    • insertions should be reported using the format c.51_52insT.
      The format c.52insT is ambiguous, and not allowed.
    • do you provide the inserted sequence?
      Describing a variant as c.5439_5430ins6 is not allowed, the inserted sequence (for ins6, e.g., TGCCAT) should be specified.
    • is the insertion reported indeed an insertion, or is it in fact a duplication?
      Duplicating insertions should be described as duplications, not as insertions (see Duplication).
  4. The 3' rule
    Do you correctly apply the 3' rule?
    For deletions, duplications, and insertions, the most 3' position possible is arbitrarily assigned to have been changed (see General recommendations). This rule also applies to variants in single residue stretches (mono-nucleotide or amino acid) or tandem repeats.

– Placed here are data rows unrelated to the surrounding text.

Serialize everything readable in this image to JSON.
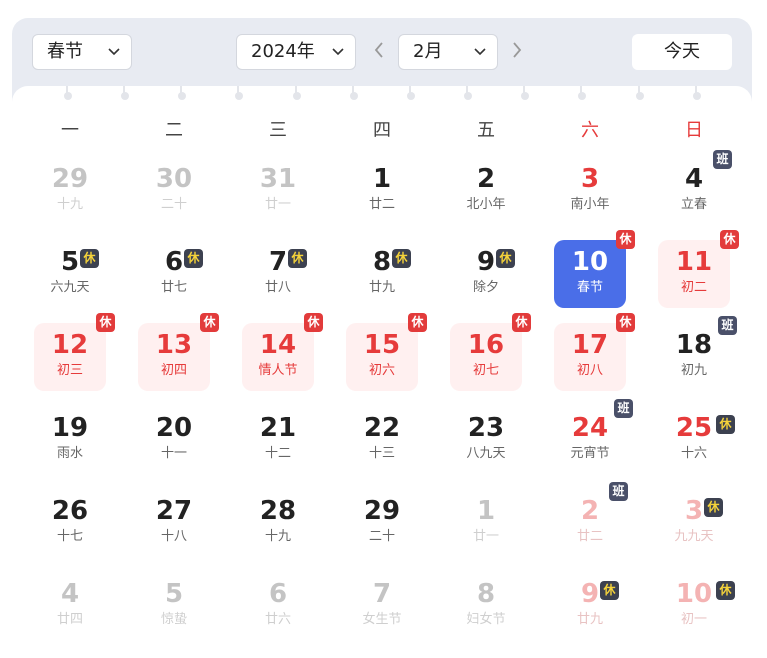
{
  "toolbar": {
    "holiday_select": "春节",
    "year_select": "2024年",
    "month_select": "2月",
    "today_label": "今天"
  },
  "weekdays": [
    {
      "label": "一",
      "weekend": false
    },
    {
      "label": "二",
      "weekend": false
    },
    {
      "label": "三",
      "weekend": false
    },
    {
      "label": "四",
      "weekend": false
    },
    {
      "label": "五",
      "weekend": false
    },
    {
      "label": "六",
      "weekend": true
    },
    {
      "label": "日",
      "weekend": true
    }
  ],
  "days": [
    {
      "num": "29",
      "lunar": "十九",
      "other": true,
      "weekend": false,
      "badge": null
    },
    {
      "num": "30",
      "lunar": "二十",
      "other": true,
      "weekend": false,
      "badge": null
    },
    {
      "num": "31",
      "lunar": "廿一",
      "other": true,
      "weekend": false,
      "badge": null
    },
    {
      "num": "1",
      "lunar": "廿二",
      "other": false,
      "weekend": false,
      "badge": null
    },
    {
      "num": "2",
      "lunar": "北小年",
      "other": false,
      "weekend": false,
      "badge": null
    },
    {
      "num": "3",
      "lunar": "南小年",
      "other": false,
      "weekend": true,
      "badge": null
    },
    {
      "num": "4",
      "lunar": "立春",
      "other": false,
      "weekend": false,
      "badge": "班"
    },
    {
      "num": "5",
      "lunar": "六九天",
      "other": false,
      "weekend": false,
      "badge": "休dark"
    },
    {
      "num": "6",
      "lunar": "廿七",
      "other": false,
      "weekend": false,
      "badge": "休dark"
    },
    {
      "num": "7",
      "lunar": "廿八",
      "other": false,
      "weekend": false,
      "badge": "休dark"
    },
    {
      "num": "8",
      "lunar": "廿九",
      "other": false,
      "weekend": false,
      "badge": "休dark"
    },
    {
      "num": "9",
      "lunar": "除夕",
      "other": false,
      "weekend": false,
      "badge": "休dark"
    },
    {
      "num": "10",
      "lunar": "春节",
      "other": false,
      "weekend": true,
      "badge": "休",
      "selected": true
    },
    {
      "num": "11",
      "lunar": "初二",
      "other": false,
      "weekend": true,
      "badge": "休",
      "holiday": true
    },
    {
      "num": "12",
      "lunar": "初三",
      "other": false,
      "weekend": false,
      "badge": "休",
      "holiday": true
    },
    {
      "num": "13",
      "lunar": "初四",
      "other": false,
      "weekend": false,
      "badge": "休",
      "holiday": true
    },
    {
      "num": "14",
      "lunar": "情人节",
      "other": false,
      "weekend": false,
      "badge": "休",
      "holiday": true
    },
    {
      "num": "15",
      "lunar": "初六",
      "other": false,
      "weekend": false,
      "badge": "休",
      "holiday": true
    },
    {
      "num": "16",
      "lunar": "初七",
      "other": false,
      "weekend": false,
      "badge": "休",
      "holiday": true
    },
    {
      "num": "17",
      "lunar": "初八",
      "other": false,
      "weekend": true,
      "badge": "休",
      "holiday": true
    },
    {
      "num": "18",
      "lunar": "初九",
      "other": false,
      "weekend": false,
      "badge": "班"
    },
    {
      "num": "19",
      "lunar": "雨水",
      "other": false,
      "weekend": false,
      "badge": null
    },
    {
      "num": "20",
      "lunar": "十一",
      "other": false,
      "weekend": false,
      "badge": null
    },
    {
      "num": "21",
      "lunar": "十二",
      "other": false,
      "weekend": false,
      "badge": null
    },
    {
      "num": "22",
      "lunar": "十三",
      "other": false,
      "weekend": false,
      "badge": null
    },
    {
      "num": "23",
      "lunar": "八九天",
      "other": false,
      "weekend": false,
      "badge": null
    },
    {
      "num": "24",
      "lunar": "元宵节",
      "other": false,
      "weekend": true,
      "badge": "班"
    },
    {
      "num": "25",
      "lunar": "十六",
      "other": false,
      "weekend": true,
      "badge": "休dark"
    },
    {
      "num": "26",
      "lunar": "十七",
      "other": false,
      "weekend": false,
      "badge": null
    },
    {
      "num": "27",
      "lunar": "十八",
      "other": false,
      "weekend": false,
      "badge": null
    },
    {
      "num": "28",
      "lunar": "十九",
      "other": false,
      "weekend": false,
      "badge": null
    },
    {
      "num": "29",
      "lunar": "二十",
      "other": false,
      "weekend": false,
      "badge": null
    },
    {
      "num": "1",
      "lunar": "廿一",
      "other": true,
      "weekend": false,
      "badge": null
    },
    {
      "num": "2",
      "lunar": "廿二",
      "other": true,
      "weekend": true,
      "badge": "班"
    },
    {
      "num": "3",
      "lunar": "九九天",
      "other": true,
      "weekend": true,
      "badge": "休dark"
    },
    {
      "num": "4",
      "lunar": "廿四",
      "other": true,
      "weekend": false,
      "badge": null
    },
    {
      "num": "5",
      "lunar": "惊蛰",
      "other": true,
      "weekend": false,
      "badge": null
    },
    {
      "num": "6",
      "lunar": "廿六",
      "other": true,
      "weekend": false,
      "badge": null
    },
    {
      "num": "7",
      "lunar": "女生节",
      "other": true,
      "weekend": false,
      "badge": null
    },
    {
      "num": "8",
      "lunar": "妇女节",
      "other": true,
      "weekend": false,
      "badge": null
    },
    {
      "num": "9",
      "lunar": "廿九",
      "other": true,
      "weekend": true,
      "badge": "休dark"
    },
    {
      "num": "10",
      "lunar": "初一",
      "other": true,
      "weekend": true,
      "badge": "休dark"
    }
  ],
  "colors": {
    "selected": "#4a6ee8",
    "holiday_bg": "#fff0f0",
    "red": "#e63b3b",
    "work_badge": "#4a5069",
    "frame": "#e8ebf2"
  }
}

  5. Range
    The sign used to indicate a range is the _ (underscore), not a - (hyphen-minus).
    The correct description to indicate a deletion of coding DNA nucleotides 12 to 14 is c.12_14del. Not correct is c.12-14del, this describes a deletion of nucleotide -14 in the intron directly 5' of nucleotide c.12 (see Numbering).

  6. Deletion
    Do you indicate the first and last residue involved in a deletion?
    Descriptions like g.123del3 are not allowed, correct is g.123_125del (see Deletion).

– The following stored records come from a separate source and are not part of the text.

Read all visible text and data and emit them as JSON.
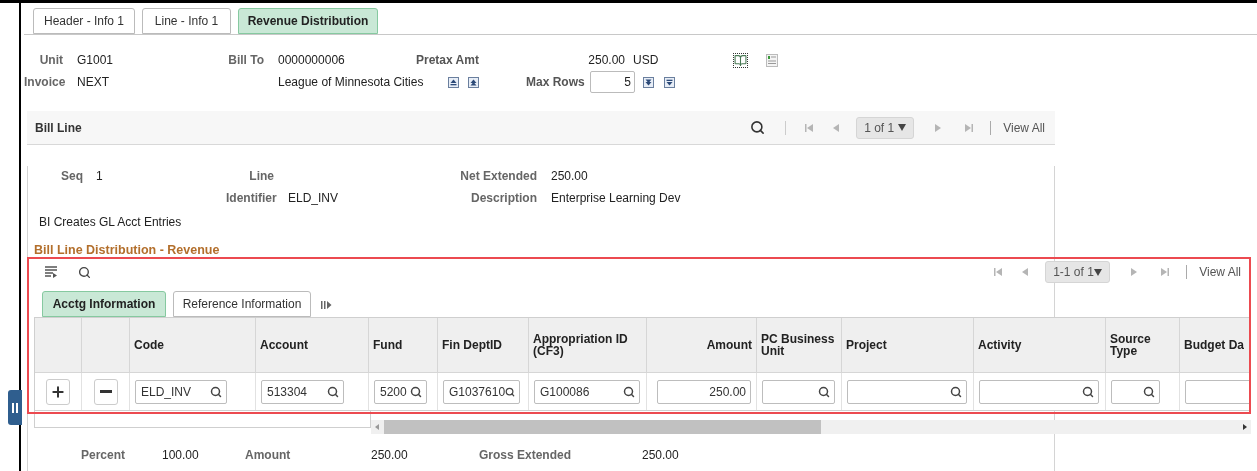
{
  "page_tabs": [
    {
      "label": "Header - Info 1",
      "selected": false
    },
    {
      "label": "Line - Info 1",
      "selected": false
    },
    {
      "label": "Revenue Distribution",
      "selected": true
    }
  ],
  "header": {
    "unit": {
      "label": "Unit",
      "value": "G1001"
    },
    "invoice": {
      "label": "Invoice",
      "value": "NEXT"
    },
    "bill_to": {
      "label": "Bill To",
      "value": "0000000006",
      "name": "League of Minnesota Cities"
    },
    "pretax_amt": {
      "label": "Pretax Amt",
      "value": "250.00",
      "currency": "USD"
    },
    "max_rows": {
      "label": "Max Rows",
      "value": "5"
    }
  },
  "bill_line": {
    "title": "Bill Line",
    "pager": "1 of 1",
    "view_all": "View All",
    "seq": {
      "label": "Seq",
      "value": "1"
    },
    "line": {
      "label": "Line"
    },
    "identifier": {
      "label": "Identifier",
      "value": "ELD_INV"
    },
    "net_extended": {
      "label": "Net Extended",
      "value": "250.00"
    },
    "description": {
      "label": "Description",
      "value": "Enterprise Learning Dev"
    },
    "note": "BI Creates GL Acct Entries"
  },
  "distribution": {
    "title": "Bill Line Distribution - Revenue",
    "pager": "1-1 of 1",
    "view_all": "View All",
    "tabs": [
      {
        "label": "Acctg Information",
        "selected": true
      },
      {
        "label": "Reference Information",
        "selected": false
      }
    ],
    "columns": [
      {
        "label": "Code",
        "kind": "lookup",
        "value": "ELD_INV"
      },
      {
        "label": "Account",
        "kind": "lookup",
        "value": "513304"
      },
      {
        "label": "Fund",
        "kind": "lookup",
        "value": "5200"
      },
      {
        "label": "Fin DeptID",
        "kind": "lookup",
        "value": "G1037610"
      },
      {
        "label": "Appropriation ID (CF3)",
        "kind": "lookup",
        "value": "G100086"
      },
      {
        "label": "Amount",
        "kind": "amount",
        "value": "250.00"
      },
      {
        "label": "PC Business Unit",
        "kind": "lookup"
      },
      {
        "label": "Project",
        "kind": "lookup"
      },
      {
        "label": "Activity",
        "kind": "lookup"
      },
      {
        "label": "Source Type",
        "kind": "lookup"
      },
      {
        "label": "Budget Da",
        "kind": "text"
      }
    ],
    "totals": [
      {
        "label": "Percent",
        "value": "100.00"
      },
      {
        "label": "Amount",
        "value": "250.00"
      },
      {
        "label": "Gross Extended",
        "value": "250.00"
      }
    ]
  }
}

  7. Describe always on DNA-level
    Do you describe all changes reported on DNA-level?
    All changes reported must be described on DNA-level.

    • when descriptions on protein level are given in the text, upon first appearance, use a format like "c.76G>T (p.(Gly26Cys), RNA not analysed)" or "c.76G>T (r.76g>u p.Gly26Cys)".
  8. RNA level descriptions
    HGVS nomenclature includes recommendations for the description of changes detected on the RNA level.

    • several transcripts derived from one allele are described using the format r.[76a>c,73_88del] (see RNA).
  9. protein level descriptions

    • the protein reference sequence should represent the primary translation product, not a processed mature protein, and thus include the starting Methionine and a signal peptide sequence.
    • the recommendation is to use three letter amino acid code.
    • Ter or * should be used to indicate a translation stop codon; the X should not be used.
    • predicted "silent" protein level variants are described as p.(Leu54=), not as p.Leu54Leu or p.54L/L).
    • the description p.(Met1Val) is not allowed (see Protein).
  10. Mutation / polymorphism
    Do not use the terms "mutation" or "polymorphism". (see terminology)

    • "polymorphic" variants should not be described using the / (slash), describe them as normal variants, like c.127A>G and p.(Ile43Val).
  11. Recessive diseases
    Do you clearly describe which changes are found in which combination?
    A publication describing variants in patients suffering from a recessive phenotype should, for each individual, explicitly mention in which combination variants were found (per allele).

  12. Tabular overview
    Is the overview of all changes reported clear and complete?
    Preferably, a publication contains a tabular overview of all variants reported. This overview contains columns describing the change on the DNA-level (absolutely essential) and, optionally, on the RNA and protein level.
    When data on RNA and/or protein level are provided, it should be made clear whether the data were deduced or experimentally verified (i.e. state explicitly when RNA was analysed, e.g., to study the consequences of a variant affecting splicing).
    Make sure predicted consequences on protein level are reported in parentheses, like p.(Arg123Ser).

  13. Variant types
    When giving numbers regarding the types of variants identified, do not mix numbers on DNA, RNA, and protein level.
    Give numbers separately for DNA, RNA, and protein. Where would you list a substitution on DNA level, giving a deletion on RNA level (since it affects splicing), and a frameshift on protein level?

  14. Pathogenic
    Be careful when using the term "pathogenic" (see terminology).
    A variant in itself is not "pathogenic", whether it can be causally related to a phenotype observed in a patient is determined by other factors (like the patient's genotype).